» Entries provided:
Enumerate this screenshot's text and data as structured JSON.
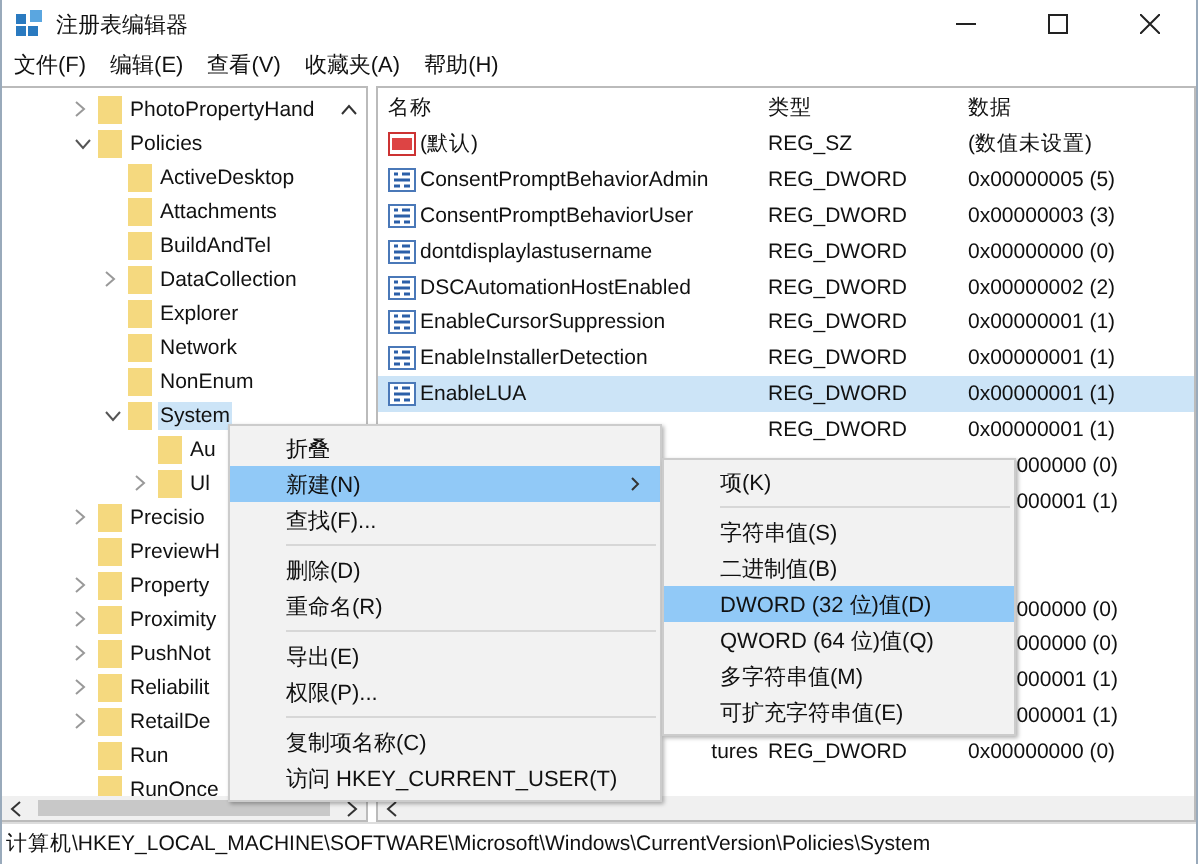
{
  "window": {
    "title": "注册表编辑器"
  },
  "menu_bar": [
    "文件(F)",
    "编辑(E)",
    "查看(V)",
    "收藏夹(A)",
    "帮助(H)"
  ],
  "tree": [
    {
      "label": "PhotoPropertyHand",
      "expanded": false,
      "selected": false
    },
    {
      "label": "Policies",
      "expanded": true,
      "selected": false,
      "children": [
        {
          "label": "ActiveDesktop",
          "selected": false
        },
        {
          "label": "Attachments",
          "selected": false
        },
        {
          "label": "BuildAndTel",
          "selected": false
        },
        {
          "label": "DataCollection",
          "expanded": false,
          "selected": false
        },
        {
          "label": "Explorer",
          "selected": false
        },
        {
          "label": "Network",
          "selected": false
        },
        {
          "label": "NonEnum",
          "selected": false
        },
        {
          "label": "System",
          "expanded": true,
          "selected": true,
          "children": [
            {
              "label": "Au",
              "selected": false
            },
            {
              "label": "Ul",
              "expanded": false,
              "selected": false
            }
          ]
        }
      ]
    },
    {
      "label": "Precisio",
      "expanded": false,
      "selected": false
    },
    {
      "label": "PreviewH",
      "selected": false
    },
    {
      "label": "Property",
      "expanded": false,
      "selected": false
    },
    {
      "label": "Proximity",
      "expanded": false,
      "selected": false
    },
    {
      "label": "PushNot",
      "expanded": false,
      "selected": false
    },
    {
      "label": "Reliabilit",
      "expanded": false,
      "selected": false
    },
    {
      "label": "RetailDe",
      "expanded": false,
      "selected": false
    },
    {
      "label": "Run",
      "selected": false
    },
    {
      "label": "RunOnce",
      "selected": false
    }
  ],
  "table": {
    "columns": [
      "名称",
      "类型",
      "数据"
    ],
    "rows": [
      {
        "kind": "sz",
        "name": "(默认)",
        "type": "REG_SZ",
        "data": "(数值未设置)",
        "selected": false
      },
      {
        "kind": "dword",
        "name": "ConsentPromptBehaviorAdmin",
        "type": "REG_DWORD",
        "data": "0x00000005 (5)",
        "selected": false
      },
      {
        "kind": "dword",
        "name": "ConsentPromptBehaviorUser",
        "type": "REG_DWORD",
        "data": "0x00000003 (3)",
        "selected": false
      },
      {
        "kind": "dword",
        "name": "dontdisplaylastusername",
        "type": "REG_DWORD",
        "data": "0x00000000 (0)",
        "selected": false
      },
      {
        "kind": "dword",
        "name": "DSCAutomationHostEnabled",
        "type": "REG_DWORD",
        "data": "0x00000002 (2)",
        "selected": false
      },
      {
        "kind": "dword",
        "name": "EnableCursorSuppression",
        "type": "REG_DWORD",
        "data": "0x00000001 (1)",
        "selected": false
      },
      {
        "kind": "dword",
        "name": "EnableInstallerDetection",
        "type": "REG_DWORD",
        "data": "0x00000001 (1)",
        "selected": false
      },
      {
        "kind": "dword",
        "name": "EnableLUA",
        "type": "REG_DWORD",
        "data": "0x00000001 (1)",
        "selected": true
      },
      {
        "kind": "blank",
        "type": "REG_DWORD",
        "data": "0x00000001 (1)",
        "selected": false
      },
      {
        "kind": "blank",
        "data": "000000 (0)",
        "selected": false
      },
      {
        "kind": "blank",
        "data": "000001 (1)",
        "selected": false
      },
      {
        "kind": "blank",
        "selected": false
      },
      {
        "kind": "blank",
        "selected": false
      },
      {
        "kind": "blank",
        "data": "000000 (0)",
        "selected": false
      },
      {
        "kind": "blank",
        "data": "000000 (0)",
        "selected": false
      },
      {
        "kind": "blank",
        "data": "000001 (1)",
        "selected": false
      },
      {
        "kind": "blank",
        "data": "000001 (1)",
        "selected": false
      },
      {
        "kind": "blank",
        "name": "tures",
        "type": "REG_DWORD",
        "data": "0x00000000 (0)",
        "selected": false
      }
    ]
  },
  "context_menu": [
    {
      "kind": "item",
      "label": "折叠",
      "selected": false
    },
    {
      "kind": "submenu",
      "label": "新建(N)",
      "selected": true
    },
    {
      "kind": "item",
      "label": "查找(F)...",
      "selected": false
    },
    {
      "kind": "separator"
    },
    {
      "kind": "item",
      "label": "删除(D)",
      "selected": false
    },
    {
      "kind": "item",
      "label": "重命名(R)",
      "selected": false
    },
    {
      "kind": "separator"
    },
    {
      "kind": "item",
      "label": "导出(E)",
      "selected": false
    },
    {
      "kind": "item",
      "label": "权限(P)...",
      "selected": false
    },
    {
      "kind": "separator"
    },
    {
      "kind": "item",
      "label": "复制项名称(C)",
      "selected": false
    },
    {
      "kind": "item",
      "label": "访问 HKEY_CURRENT_USER(T)",
      "selected": false
    }
  ],
  "submenu": [
    {
      "kind": "item",
      "label": "项(K)",
      "selected": false
    },
    {
      "kind": "separator"
    },
    {
      "kind": "item",
      "label": "字符串值(S)",
      "selected": false
    },
    {
      "kind": "item",
      "label": "二进制值(B)",
      "selected": false
    },
    {
      "kind": "item",
      "label": "DWORD (32 位)值(D)",
      "selected": true
    },
    {
      "kind": "item",
      "label": "QWORD (64 位)值(Q)",
      "selected": false
    },
    {
      "kind": "item",
      "label": "多字符串值(M)",
      "selected": false
    },
    {
      "kind": "item",
      "label": "可扩充字符串值(E)",
      "selected": false
    }
  ],
  "status_bar": "计算机\\HKEY_LOCAL_MACHINE\\SOFTWARE\\Microsoft\\Windows\\CurrentVersion\\Policies\\System"
}
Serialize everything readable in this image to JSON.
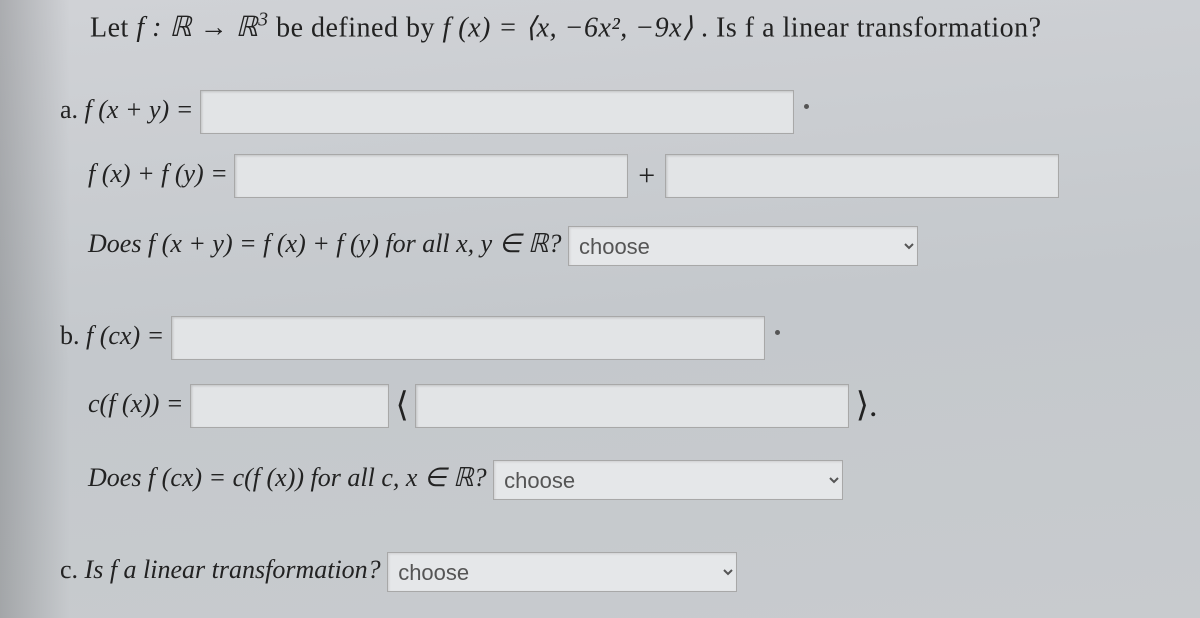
{
  "question": {
    "prefix": "Let ",
    "func": "f : ℝ → ℝ",
    "exp": "3",
    "mid": " be defined by ",
    "def": "f (x) = ⟨x, −6x²,  −9x⟩",
    "tail": ". Is f a linear transformation?"
  },
  "a": {
    "letter": "a.",
    "line1_lhs": "f (x + y) =",
    "line2_lhs": "f (x) + f (y) =",
    "plus": "+",
    "q": "Does f (x + y) = f (x) + f (y) for all x, y ∈ ℝ?"
  },
  "b": {
    "letter": "b.",
    "line1_lhs": "f (cx) =",
    "line2_lhs": "c(f (x)) =",
    "lparen": "⟨",
    "rparen": "⟩.",
    "q": "Does f (cx) = c(f (x)) for all c, x ∈ ℝ?"
  },
  "c": {
    "letter": "c.",
    "q": "Is f a linear transformation?"
  },
  "choose": "choose"
}
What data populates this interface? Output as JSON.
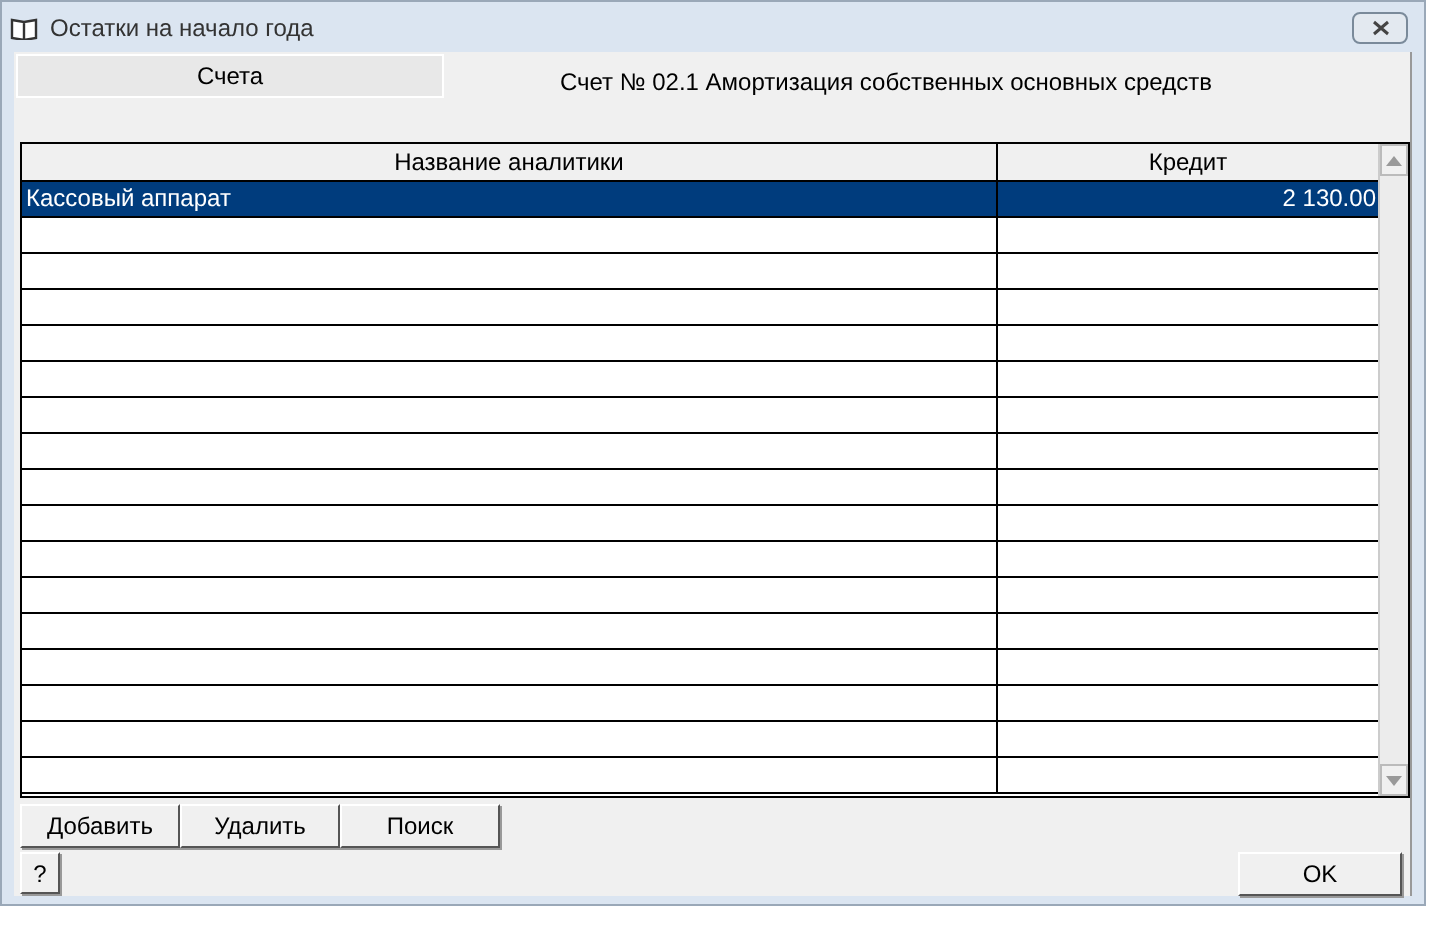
{
  "window": {
    "title": "Остатки на начало года"
  },
  "tabs": [
    {
      "label": "Счета",
      "selected": false
    }
  ],
  "account_label": "Счет № 02.1  Амортизация собственных основных средств",
  "table": {
    "columns": [
      "Название аналитики",
      "Кредит"
    ],
    "rows": [
      {
        "name": "Кассовый аппарат",
        "credit": "2 130.00",
        "selected": true
      }
    ]
  },
  "buttons": [
    "Добавить",
    "Удалить",
    "Поиск"
  ],
  "help_button": "?",
  "ok_button": "OK"
}
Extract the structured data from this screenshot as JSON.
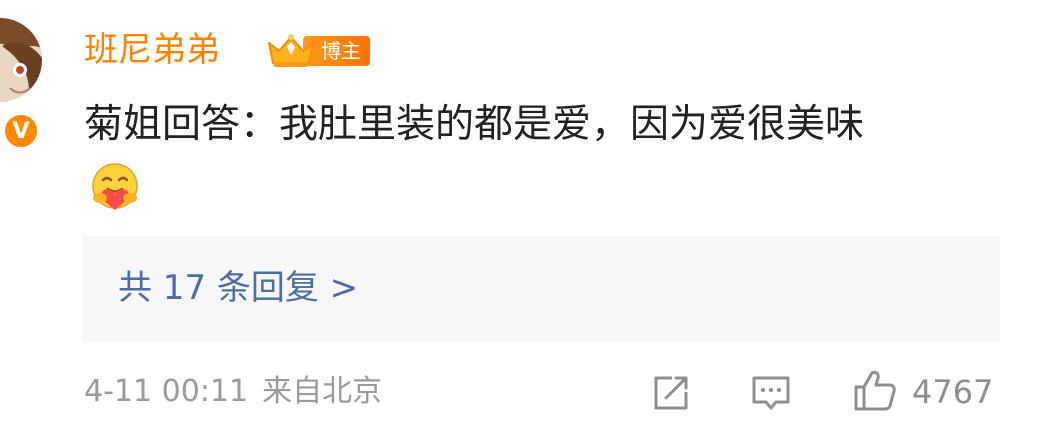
{
  "comment": {
    "username": "班尼弟弟",
    "host_badge": "博主",
    "verified_mark": "V",
    "text": "菊姐回答：我肚里装的都是爱，因为爱很美味",
    "emoji_icon": "hug-emoji-icon",
    "replies_link": "共 17 条回复 >",
    "time": "4-11 00:11",
    "location": "来自北京",
    "like_count": "4767"
  },
  "icons": {
    "share": "share-icon",
    "comment": "comment-icon",
    "like": "thumbs-up-icon"
  },
  "colors": {
    "username": "#ff8200",
    "host_badge": "#ff8200",
    "verified_badge": "#ff8a00",
    "link": "#4a6fa5",
    "meta": "#9b9b9b",
    "text": "#222222",
    "reply_bg": "#f7f7f7"
  }
}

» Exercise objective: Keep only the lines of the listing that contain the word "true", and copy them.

» Output for this task:
      "expanded": true,
          "expanded": true,
          "selected": true,
        "selected": true
      "selected": true
      "selected": true
        "selected": true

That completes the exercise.